In a wedding industry valued in lakhs of crores and growing at 25% per annum, and in a sector that makes up almost 20% of all wedding expenses, wedding photography and videography are perched on a ride that is slated to go higher and higher over the next few decades. No doubt the user-friendly digital nature of the beast has something to do with its popularity. The first D-SLR that could also shoot video was introduced by Nikon in 2008 with the D90, and by 2010, film and television productions began extensively using HDSLRs (which allow one to interchange lenses) as a viable alternative to their 35mm film format. Nikon, which had a 29% market share of D-SLR cameras in 2008 and now stands at 55% in the same category, offers cameras that range from Rs 22,250 to 5,24,950 (body only) and expects to sell 3 lakh units this year, says Sajjan Kumar, vice president – imaging division, Nikon India.

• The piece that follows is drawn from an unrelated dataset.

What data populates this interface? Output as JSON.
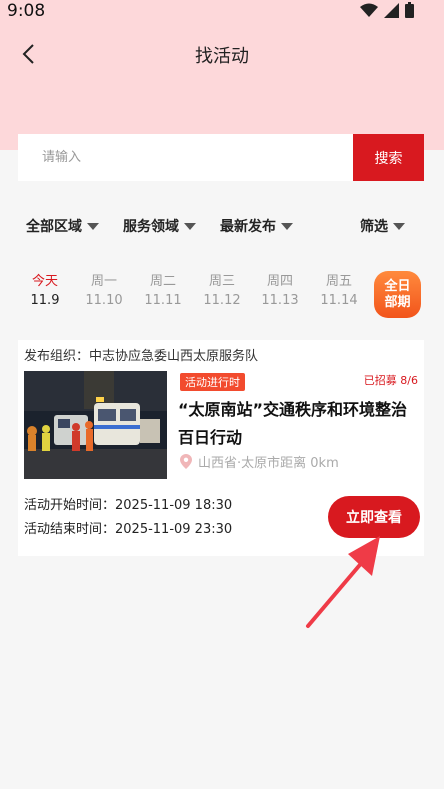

Canon, another popular brand with videographers, is also aggressively pursuing expansion plans in India: last month, the company announced its 100th store in India and its aim to achieve an overall target of 45% market share in D-SLR during April – June 2013, with a 21% higher average selling price from the previous year. Buoyed by demand, Vu Technologies – launched by Devita Saraf, daughter of Rajkumar Saraf, CEO of Zenith Computers – also recently announced India’s first 3D video camera, offering full high-definition 1080p videos.
Sure, films of this quality come at a price – TWF could charge anything from Rs 5 lakhs to 50 lakhs depending on the number of days, persons and events involved; Mili Ghosh charges from US$ 20,000 to US$ 70,000 (not including hotels and flights) – but there are others who’d do it for less, for just the fun of it.
Tanveer Singh, the young co-founder of Colorblind Production, was a techie in Sapient with a nine-to-five job and a penchant for creating videos in his free time when he connected with a Facebook friend who was a 3D animation expert. The two shot a wedding film ‘for free’ just to see how it would turn out – and were subsequently flooded with requests to film weddings. Soon, they diversified into music shows such as David Guetta’s three-city India tour, commercials, music videos, small documentaries and corporate presentations for clients such as Disney and MTV. “We obviously had to quit our jobs,” chuckles the Kuwait-born Singh, who has now registered his production house in Delhi having made about 80 films so far, of which 50 were of weddings.
A computer-applications graduate, Singh admits that though wedding videos earn them lesser amounts than the other commercial projects they do (they charge from Rs 10,000 to Rs 5 lakh per wedding for a 25–30 minute video with trailer) they do have several advantages in terms of faster turnover, easy payment terms and the element of celebration and entertainment that come with any Indian wedding.
In Heartbeats by TWF, a slow-motion sequence zooms in on Kanika’s smiling, pretty face as Devrath puts sindoor on her head and her mother breaks out into tears behind them. Above the sentimental Punjabi folk tune, a voice-over by a friend says, “Love requires that you be the greatest person you are capable of being… your own hero and star.” Whether or not love gets you there, the wedding film sure will.
First published in The Economic Times